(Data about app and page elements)
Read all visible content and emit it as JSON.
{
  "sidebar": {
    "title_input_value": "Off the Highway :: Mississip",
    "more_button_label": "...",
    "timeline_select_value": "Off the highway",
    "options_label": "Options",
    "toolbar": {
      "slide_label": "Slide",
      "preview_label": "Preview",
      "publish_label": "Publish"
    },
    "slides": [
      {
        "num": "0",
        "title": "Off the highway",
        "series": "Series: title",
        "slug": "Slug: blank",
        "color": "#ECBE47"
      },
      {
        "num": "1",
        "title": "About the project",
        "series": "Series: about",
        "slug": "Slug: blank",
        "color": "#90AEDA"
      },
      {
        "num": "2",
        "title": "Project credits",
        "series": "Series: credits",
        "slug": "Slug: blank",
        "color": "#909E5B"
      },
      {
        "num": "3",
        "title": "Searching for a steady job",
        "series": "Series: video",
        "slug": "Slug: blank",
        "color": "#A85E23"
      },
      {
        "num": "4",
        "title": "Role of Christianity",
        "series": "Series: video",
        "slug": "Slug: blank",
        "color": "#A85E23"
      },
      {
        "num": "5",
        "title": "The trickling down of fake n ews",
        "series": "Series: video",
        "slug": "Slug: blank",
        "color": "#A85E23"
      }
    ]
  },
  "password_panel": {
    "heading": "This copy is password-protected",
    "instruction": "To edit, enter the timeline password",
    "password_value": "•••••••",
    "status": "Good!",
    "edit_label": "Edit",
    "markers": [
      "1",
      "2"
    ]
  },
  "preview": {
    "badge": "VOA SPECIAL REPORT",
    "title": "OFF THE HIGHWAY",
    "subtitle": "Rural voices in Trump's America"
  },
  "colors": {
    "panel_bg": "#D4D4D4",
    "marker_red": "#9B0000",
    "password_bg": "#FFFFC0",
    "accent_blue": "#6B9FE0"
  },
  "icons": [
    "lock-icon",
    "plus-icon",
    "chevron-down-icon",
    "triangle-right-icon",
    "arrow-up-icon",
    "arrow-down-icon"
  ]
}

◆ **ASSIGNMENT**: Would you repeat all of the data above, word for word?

◆ **WRITTEN ANSWER**:
Read all visible content and emit it as JSON.
{
  "sidebar": {
    "title_input_value": "Off the Highway :: Mississip",
    "more_button_label": "...",
    "timeline_select_value": "Off the highway",
    "options_label": "Options",
    "toolbar": {
      "slide_label": "Slide",
      "preview_label": "Preview",
      "publish_label": "Publish"
    },
    "slides": [
      {
        "num": "0",
        "title": "Off the highway",
        "series": "Series: title",
        "slug": "Slug: blank",
        "color": "#ECBE47"
      },
      {
        "num": "1",
        "title": "About the project",
        "series": "Series: about",
        "slug": "Slug: blank",
        "color": "#90AEDA"
      },
      {
        "num": "2",
        "title": "Project credits",
        "series": "Series: credits",
        "slug": "Slug: blank",
        "color": "#909E5B"
      },
      {
        "num": "3",
        "title": "Searching for a steady job",
        "series": "Series: video",
        "slug": "Slug: blank",
        "color": "#A85E23"
      },
      {
        "num": "4",
        "title": "Role of Christianity",
        "series": "Series: video",
        "slug": "Slug: blank",
        "color": "#A85E23"
      },
      {
        "num": "5",
        "title": "The trickling down of fake n ews",
        "series": "Series: video",
        "slug": "Slug: blank",
        "color": "#A85E23"
      }
    ]
  },
  "password_panel": {
    "heading": "This copy is password-protected",
    "instruction": "To edit, enter the timeline password",
    "password_value": "•••••••",
    "status": "Good!",
    "edit_label": "Edit",
    "markers": [
      "1",
      "2"
    ]
  },
  "preview": {
    "badge": "VOA SPECIAL REPORT",
    "title": "OFF THE HIGHWAY",
    "subtitle": "Rural voices in Trump's America"
  },
  "colors": {
    "panel_bg": "#D4D4D4",
    "marker_red": "#9B0000",
    "password_bg": "#FFFFC0",
    "accent_blue": "#6B9FE0"
  },
  "icons": [
    "lock-icon",
    "plus-icon",
    "chevron-down-icon",
    "triangle-right-icon",
    "arrow-up-icon",
    "arrow-down-icon"
  ]
}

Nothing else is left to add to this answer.